Write out all of the entries exactly, please.

Records for the task
-- Opening Marker --
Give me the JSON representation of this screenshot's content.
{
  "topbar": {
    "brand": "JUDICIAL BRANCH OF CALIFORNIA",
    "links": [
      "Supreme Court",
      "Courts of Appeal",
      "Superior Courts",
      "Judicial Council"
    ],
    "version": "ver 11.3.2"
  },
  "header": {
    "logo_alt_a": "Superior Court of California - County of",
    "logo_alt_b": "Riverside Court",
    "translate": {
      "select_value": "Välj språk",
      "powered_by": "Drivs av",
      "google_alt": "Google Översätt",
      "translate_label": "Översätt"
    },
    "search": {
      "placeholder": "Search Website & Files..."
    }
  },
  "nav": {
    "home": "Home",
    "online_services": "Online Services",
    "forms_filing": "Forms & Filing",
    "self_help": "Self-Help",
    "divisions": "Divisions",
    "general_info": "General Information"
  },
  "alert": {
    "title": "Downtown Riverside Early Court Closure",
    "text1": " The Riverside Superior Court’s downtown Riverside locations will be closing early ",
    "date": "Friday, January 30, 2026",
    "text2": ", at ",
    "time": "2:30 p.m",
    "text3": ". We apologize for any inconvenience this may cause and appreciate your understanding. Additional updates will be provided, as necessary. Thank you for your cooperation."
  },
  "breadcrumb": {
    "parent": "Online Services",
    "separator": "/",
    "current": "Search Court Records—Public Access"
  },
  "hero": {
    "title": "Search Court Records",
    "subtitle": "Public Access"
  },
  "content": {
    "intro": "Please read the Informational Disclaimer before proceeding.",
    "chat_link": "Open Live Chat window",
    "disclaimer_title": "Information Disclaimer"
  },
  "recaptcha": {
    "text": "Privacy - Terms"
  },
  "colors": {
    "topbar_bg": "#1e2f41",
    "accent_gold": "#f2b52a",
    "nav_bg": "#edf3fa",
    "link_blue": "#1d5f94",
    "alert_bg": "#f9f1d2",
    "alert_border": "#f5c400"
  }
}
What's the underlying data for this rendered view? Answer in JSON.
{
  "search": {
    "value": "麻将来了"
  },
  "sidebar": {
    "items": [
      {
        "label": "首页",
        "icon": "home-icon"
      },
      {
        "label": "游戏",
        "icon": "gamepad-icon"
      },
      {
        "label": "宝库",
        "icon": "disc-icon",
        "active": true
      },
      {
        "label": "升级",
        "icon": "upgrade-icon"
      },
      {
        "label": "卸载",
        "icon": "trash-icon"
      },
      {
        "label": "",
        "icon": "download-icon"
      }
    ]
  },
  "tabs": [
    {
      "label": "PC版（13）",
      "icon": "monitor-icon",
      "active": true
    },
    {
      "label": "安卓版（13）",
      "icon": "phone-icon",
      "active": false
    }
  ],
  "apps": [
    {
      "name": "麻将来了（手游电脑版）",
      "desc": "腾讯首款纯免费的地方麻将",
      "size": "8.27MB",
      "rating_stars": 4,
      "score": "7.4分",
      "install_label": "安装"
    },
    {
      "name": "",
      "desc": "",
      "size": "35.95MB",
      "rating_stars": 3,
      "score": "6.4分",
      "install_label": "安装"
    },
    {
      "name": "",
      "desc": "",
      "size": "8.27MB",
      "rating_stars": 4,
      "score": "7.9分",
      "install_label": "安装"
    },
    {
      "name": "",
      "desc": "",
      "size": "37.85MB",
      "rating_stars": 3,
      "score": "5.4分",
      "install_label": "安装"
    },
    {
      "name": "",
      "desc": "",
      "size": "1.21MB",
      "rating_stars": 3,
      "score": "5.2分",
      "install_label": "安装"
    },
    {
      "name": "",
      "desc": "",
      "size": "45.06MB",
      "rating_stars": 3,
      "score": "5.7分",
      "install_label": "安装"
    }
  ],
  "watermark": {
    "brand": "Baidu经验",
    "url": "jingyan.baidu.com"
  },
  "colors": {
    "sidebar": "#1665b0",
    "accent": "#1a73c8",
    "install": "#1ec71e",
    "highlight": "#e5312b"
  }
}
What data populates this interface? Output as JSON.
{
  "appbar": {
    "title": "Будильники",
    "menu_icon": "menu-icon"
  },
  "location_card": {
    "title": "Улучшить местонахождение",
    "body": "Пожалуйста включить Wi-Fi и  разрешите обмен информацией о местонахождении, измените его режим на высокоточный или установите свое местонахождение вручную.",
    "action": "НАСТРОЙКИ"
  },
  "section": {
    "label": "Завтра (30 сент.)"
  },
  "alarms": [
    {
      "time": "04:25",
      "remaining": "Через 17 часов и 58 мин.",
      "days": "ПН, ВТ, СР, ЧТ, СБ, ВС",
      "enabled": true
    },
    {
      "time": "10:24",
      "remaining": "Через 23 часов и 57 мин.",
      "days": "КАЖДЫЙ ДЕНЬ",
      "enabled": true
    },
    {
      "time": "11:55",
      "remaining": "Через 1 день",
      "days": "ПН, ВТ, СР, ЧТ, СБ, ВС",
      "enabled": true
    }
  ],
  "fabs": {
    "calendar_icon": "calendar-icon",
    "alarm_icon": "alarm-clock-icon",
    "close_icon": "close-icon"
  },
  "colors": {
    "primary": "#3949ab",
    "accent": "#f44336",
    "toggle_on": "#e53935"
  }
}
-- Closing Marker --
Written reply
Give me the JSON representation of this screenshot's content.
{
  "topbar": {
    "brand": "JUDICIAL BRANCH OF CALIFORNIA",
    "links": [
      "Supreme Court",
      "Courts of Appeal",
      "Superior Courts",
      "Judicial Council"
    ],
    "version": "ver 11.3.2"
  },
  "header": {
    "logo_alt_a": "Superior Court of California - County of",
    "logo_alt_b": "Riverside Court",
    "translate": {
      "select_value": "Välj språk",
      "powered_by": "Drivs av",
      "google_alt": "Google Översätt",
      "translate_label": "Översätt"
    },
    "search": {
      "placeholder": "Search Website & Files..."
    }
  },
  "nav": {
    "home": "Home",
    "online_services": "Online Services",
    "forms_filing": "Forms & Filing",
    "self_help": "Self-Help",
    "divisions": "Divisions",
    "general_info": "General Information"
  },
  "alert": {
    "title": "Downtown Riverside Early Court Closure",
    "text1": " The Riverside Superior Court’s downtown Riverside locations will be closing early ",
    "date": "Friday, January 30, 2026",
    "text2": ", at ",
    "time": "2:30 p.m",
    "text3": ". We apologize for any inconvenience this may cause and appreciate your understanding. Additional updates will be provided, as necessary. Thank you for your cooperation."
  },
  "breadcrumb": {
    "parent": "Online Services",
    "separator": "/",
    "current": "Search Court Records—Public Access"
  },
  "hero": {
    "title": "Search Court Records",
    "subtitle": "Public Access"
  },
  "content": {
    "intro": "Please read the Informational Disclaimer before proceeding.",
    "chat_link": "Open Live Chat window",
    "disclaimer_title": "Information Disclaimer"
  },
  "recaptcha": {
    "text": "Privacy - Terms"
  },
  "colors": {
    "topbar_bg": "#1e2f41",
    "accent_gold": "#f2b52a",
    "nav_bg": "#edf3fa",
    "link_blue": "#1d5f94",
    "alert_bg": "#f9f1d2",
    "alert_border": "#f5c400"
  }
}
What's the underlying data for this rendered view? Answer in JSON.
{
  "search": {
    "value": "麻将来了"
  },
  "sidebar": {
    "items": [
      {
        "label": "首页",
        "icon": "home-icon"
      },
      {
        "label": "游戏",
        "icon": "gamepad-icon"
      },
      {
        "label": "宝库",
        "icon": "disc-icon",
        "active": true
      },
      {
        "label": "升级",
        "icon": "upgrade-icon"
      },
      {
        "label": "卸载",
        "icon": "trash-icon"
      },
      {
        "label": "",
        "icon": "download-icon"
      }
    ]
  },
  "tabs": [
    {
      "label": "PC版（13）",
      "icon": "monitor-icon",
      "active": true
    },
    {
      "label": "安卓版（13）",
      "icon": "phone-icon",
      "active": false
    }
  ],
  "apps": [
    {
      "name": "麻将来了（手游电脑版）",
      "desc": "腾讯首款纯免费的地方麻将",
      "size": "8.27MB",
      "rating_stars": 4,
      "score": "7.4分",
      "install_label": "安装"
    },
    {
      "name": "",
      "desc": "",
      "size": "35.95MB",
      "rating_stars": 3,
      "score": "6.4分",
      "install_label": "安装"
    },
    {
      "name": "",
      "desc": "",
      "size": "8.27MB",
      "rating_stars": 4,
      "score": "7.9分",
      "install_label": "安装"
    },
    {
      "name": "",
      "desc": "",
      "size": "37.85MB",
      "rating_stars": 3,
      "score": "5.4分",
      "install_label": "安装"
    },
    {
      "name": "",
      "desc": "",
      "size": "1.21MB",
      "rating_stars": 3,
      "score": "5.2分",
      "install_label": "安装"
    },
    {
      "name": "",
      "desc": "",
      "size": "45.06MB",
      "rating_stars": 3,
      "score": "5.7分",
      "install_label": "安装"
    }
  ],
  "watermark": {
    "brand": "Baidu经验",
    "url": "jingyan.baidu.com"
  },
  "colors": {
    "sidebar": "#1665b0",
    "accent": "#1a73c8",
    "install": "#1ec71e",
    "highlight": "#e5312b"
  }
}
What data populates this interface? Output as JSON.
{
  "appbar": {
    "title": "Будильники",
    "menu_icon": "menu-icon"
  },
  "location_card": {
    "title": "Улучшить местонахождение",
    "body": "Пожалуйста включить Wi-Fi и  разрешите обмен информацией о местонахождении, измените его режим на высокоточный или установите свое местонахождение вручную.",
    "action": "НАСТРОЙКИ"
  },
  "section": {
    "label": "Завтра (30 сент.)"
  },
  "alarms": [
    {
      "time": "04:25",
      "remaining": "Через 17 часов и 58 мин.",
      "days": "ПН, ВТ, СР, ЧТ, СБ, ВС",
      "enabled": true
    },
    {
      "time": "10:24",
      "remaining": "Через 23 часов и 57 мин.",
      "days": "КАЖДЫЙ ДЕНЬ",
      "enabled": true
    },
    {
      "time": "11:55",
      "remaining": "Через 1 день",
      "days": "ПН, ВТ, СР, ЧТ, СБ, ВС",
      "enabled": true
    }
  ],
  "fabs": {
    "calendar_icon": "calendar-icon",
    "alarm_icon": "alarm-clock-icon",
    "close_icon": "close-icon"
  },
  "colors": {
    "primary": "#3949ab",
    "accent": "#f44336",
    "toggle_on": "#e53935"
  }
}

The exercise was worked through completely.